Beira's once-elegant Grande Hotel has become the world's largest squatter village.Vlad Sokhin
Over the course of any given day, people move constantly through Mozambique's Grande Hotel, retracing the steps of guests who used to climb staircases
curved like seashells, and ate meals with a view of the Indian Ocean. Once billed as the "Pride of Africa," the hotel still throbs with the activity of a
place where thousands eat and sleep -- but no one here is a guest or employee. Instead, the building stands ransacked and crumbling. Its walls are etched
with mildew, and its residents are squatters: a veritable city of roughly 6,000 people who've transformed the space into the biggest squatter community in
At the start of each day, several dozen people set up shop throughout the hotel, swatting flies from tables piled with items like cookies and bananas, as well as condoms and bootleg gin, which they sell to other residents. Some people take bucket baths in their rooms, or behind makeshift curtains in hallways and courtyards, and a few make their way into the city of Beira to work coveted jobs as maids and truckers. For many others, a day becomes an exercise in burning time.
"All we want is to work so we can go back to our homes, but there are no jobs," says Arlindo Wafero, who's lived in the hotel for over 30 years. Wafero passes the time teaching himself French, a broken pair of women's reading glasses on his nose.

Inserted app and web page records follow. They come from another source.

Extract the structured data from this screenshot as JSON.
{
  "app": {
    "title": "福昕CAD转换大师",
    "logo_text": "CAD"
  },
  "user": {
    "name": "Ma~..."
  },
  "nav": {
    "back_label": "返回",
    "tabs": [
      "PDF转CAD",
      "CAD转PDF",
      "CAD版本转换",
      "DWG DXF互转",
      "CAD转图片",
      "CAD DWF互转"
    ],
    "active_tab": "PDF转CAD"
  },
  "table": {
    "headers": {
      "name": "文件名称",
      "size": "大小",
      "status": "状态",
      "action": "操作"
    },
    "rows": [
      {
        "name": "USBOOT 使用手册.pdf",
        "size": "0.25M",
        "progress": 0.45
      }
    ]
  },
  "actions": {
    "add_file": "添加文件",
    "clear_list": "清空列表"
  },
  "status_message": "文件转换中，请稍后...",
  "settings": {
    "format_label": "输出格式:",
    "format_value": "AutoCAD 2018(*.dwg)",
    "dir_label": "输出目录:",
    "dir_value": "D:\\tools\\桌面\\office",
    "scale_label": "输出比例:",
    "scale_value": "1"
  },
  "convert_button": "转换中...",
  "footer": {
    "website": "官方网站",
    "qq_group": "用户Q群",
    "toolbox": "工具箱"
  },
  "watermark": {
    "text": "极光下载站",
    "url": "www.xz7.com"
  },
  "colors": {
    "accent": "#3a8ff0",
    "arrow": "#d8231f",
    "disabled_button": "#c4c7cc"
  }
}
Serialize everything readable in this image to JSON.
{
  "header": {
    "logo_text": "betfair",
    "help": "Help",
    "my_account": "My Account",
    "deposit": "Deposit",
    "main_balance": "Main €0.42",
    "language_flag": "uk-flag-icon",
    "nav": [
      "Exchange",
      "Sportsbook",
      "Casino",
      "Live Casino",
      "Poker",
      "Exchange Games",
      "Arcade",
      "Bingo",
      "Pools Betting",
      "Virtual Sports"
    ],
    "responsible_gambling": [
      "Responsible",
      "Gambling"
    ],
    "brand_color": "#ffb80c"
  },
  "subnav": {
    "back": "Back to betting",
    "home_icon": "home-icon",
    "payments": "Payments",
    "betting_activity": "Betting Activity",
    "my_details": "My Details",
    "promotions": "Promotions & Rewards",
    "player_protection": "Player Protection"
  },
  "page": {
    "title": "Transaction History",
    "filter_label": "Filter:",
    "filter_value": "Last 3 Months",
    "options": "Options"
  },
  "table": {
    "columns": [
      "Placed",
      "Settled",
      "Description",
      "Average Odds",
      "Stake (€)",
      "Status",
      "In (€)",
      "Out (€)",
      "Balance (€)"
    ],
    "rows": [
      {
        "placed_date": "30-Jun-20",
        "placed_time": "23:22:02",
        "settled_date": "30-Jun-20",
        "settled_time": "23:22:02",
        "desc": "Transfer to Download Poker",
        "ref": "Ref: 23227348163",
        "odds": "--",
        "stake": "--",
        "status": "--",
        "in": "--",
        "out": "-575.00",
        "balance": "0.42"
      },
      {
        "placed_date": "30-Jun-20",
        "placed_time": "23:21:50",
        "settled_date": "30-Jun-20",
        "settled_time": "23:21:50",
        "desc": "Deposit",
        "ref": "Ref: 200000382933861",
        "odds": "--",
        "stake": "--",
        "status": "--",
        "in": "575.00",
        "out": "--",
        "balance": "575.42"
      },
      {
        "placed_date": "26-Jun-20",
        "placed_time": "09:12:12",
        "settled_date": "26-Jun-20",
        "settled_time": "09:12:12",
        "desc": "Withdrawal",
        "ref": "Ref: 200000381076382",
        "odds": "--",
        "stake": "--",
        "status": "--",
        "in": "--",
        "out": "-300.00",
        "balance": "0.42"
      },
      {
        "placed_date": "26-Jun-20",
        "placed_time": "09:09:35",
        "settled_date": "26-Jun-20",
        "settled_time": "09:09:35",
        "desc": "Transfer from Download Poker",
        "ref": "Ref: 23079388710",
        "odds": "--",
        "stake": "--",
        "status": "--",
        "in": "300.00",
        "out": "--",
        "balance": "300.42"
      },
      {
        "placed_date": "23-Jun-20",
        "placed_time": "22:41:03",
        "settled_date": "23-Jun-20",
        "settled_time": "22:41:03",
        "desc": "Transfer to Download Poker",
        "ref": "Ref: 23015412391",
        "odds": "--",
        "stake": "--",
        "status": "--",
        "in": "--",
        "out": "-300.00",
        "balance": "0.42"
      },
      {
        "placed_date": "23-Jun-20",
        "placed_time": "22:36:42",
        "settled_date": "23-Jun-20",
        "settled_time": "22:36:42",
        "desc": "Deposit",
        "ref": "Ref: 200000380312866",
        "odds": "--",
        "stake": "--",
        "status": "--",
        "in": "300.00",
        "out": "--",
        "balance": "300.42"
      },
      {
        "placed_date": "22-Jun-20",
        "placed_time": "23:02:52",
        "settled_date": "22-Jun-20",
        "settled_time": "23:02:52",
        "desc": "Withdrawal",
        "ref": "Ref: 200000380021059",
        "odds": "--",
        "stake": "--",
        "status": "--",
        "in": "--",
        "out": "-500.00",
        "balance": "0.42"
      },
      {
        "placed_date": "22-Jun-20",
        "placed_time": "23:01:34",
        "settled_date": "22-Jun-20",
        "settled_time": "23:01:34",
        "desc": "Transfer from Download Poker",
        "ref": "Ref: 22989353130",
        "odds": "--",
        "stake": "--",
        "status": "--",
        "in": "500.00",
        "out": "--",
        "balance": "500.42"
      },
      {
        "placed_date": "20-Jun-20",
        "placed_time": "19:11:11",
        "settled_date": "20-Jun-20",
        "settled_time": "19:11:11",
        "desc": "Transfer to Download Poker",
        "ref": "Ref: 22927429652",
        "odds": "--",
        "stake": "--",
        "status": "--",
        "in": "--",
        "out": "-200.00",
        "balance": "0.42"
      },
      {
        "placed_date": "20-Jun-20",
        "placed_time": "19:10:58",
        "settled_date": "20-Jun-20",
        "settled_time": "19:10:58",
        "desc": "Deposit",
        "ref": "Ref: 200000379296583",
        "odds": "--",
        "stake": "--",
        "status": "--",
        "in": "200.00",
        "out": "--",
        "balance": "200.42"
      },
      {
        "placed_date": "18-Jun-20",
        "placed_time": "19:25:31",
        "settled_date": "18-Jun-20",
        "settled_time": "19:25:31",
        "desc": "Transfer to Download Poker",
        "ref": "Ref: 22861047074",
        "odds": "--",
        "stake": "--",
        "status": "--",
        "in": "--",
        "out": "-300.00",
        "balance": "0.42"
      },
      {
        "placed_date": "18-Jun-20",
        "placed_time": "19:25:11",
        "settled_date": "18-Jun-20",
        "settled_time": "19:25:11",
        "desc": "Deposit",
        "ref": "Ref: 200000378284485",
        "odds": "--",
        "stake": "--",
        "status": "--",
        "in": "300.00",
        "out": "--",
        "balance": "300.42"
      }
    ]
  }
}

Ramah McKay is an anthropologist who works in Mozambique; she says that this lack of opportunity illustrates growing pains that are still being felt two decades after the end of a civil war.
"In many ways, post war recovery has been really successful; violence ended in a dramatic way, the economy is growing," says McKay. "But that growth has been unequal, and one of the effects is that some people have changed their lives dramatically, but other people are stuck in limbo."
Limbo could be the motto of the Grande Hotel. When it opened in 1954, the modernist building was meant to be the most opulent tourist destination on the continent. Situated on a major port not far from booming South Africa, Beira's graceful architecture and Mediterranean climate made Portuguese developers believe it would be the perfect spot for a hotel, as well as a magnificent casino to lure even more visitors.
But the Catholic Church pressured them not to build the casino, the wave of guests never arrived, and the cost of maintenance proved too high. After less than a decade, the Grande Hotel was shuttered in 1963. Subsequent plans to revive it as a resort were then shelved as the country tumbled into war in the early 1970s -- first a war for independence from Portugal, then a civil war that lasted until 1991. The hotel was appropriated by the military, which used the basement for holding political prisoners, while officers lodged their families in the guest rooms. Meanwhile, the relative security that troops provided the city attracted thousands of refugees. As the military vacated the hotel, those refugees moved in; current residents estimate that by that point there were several thousand people living inside.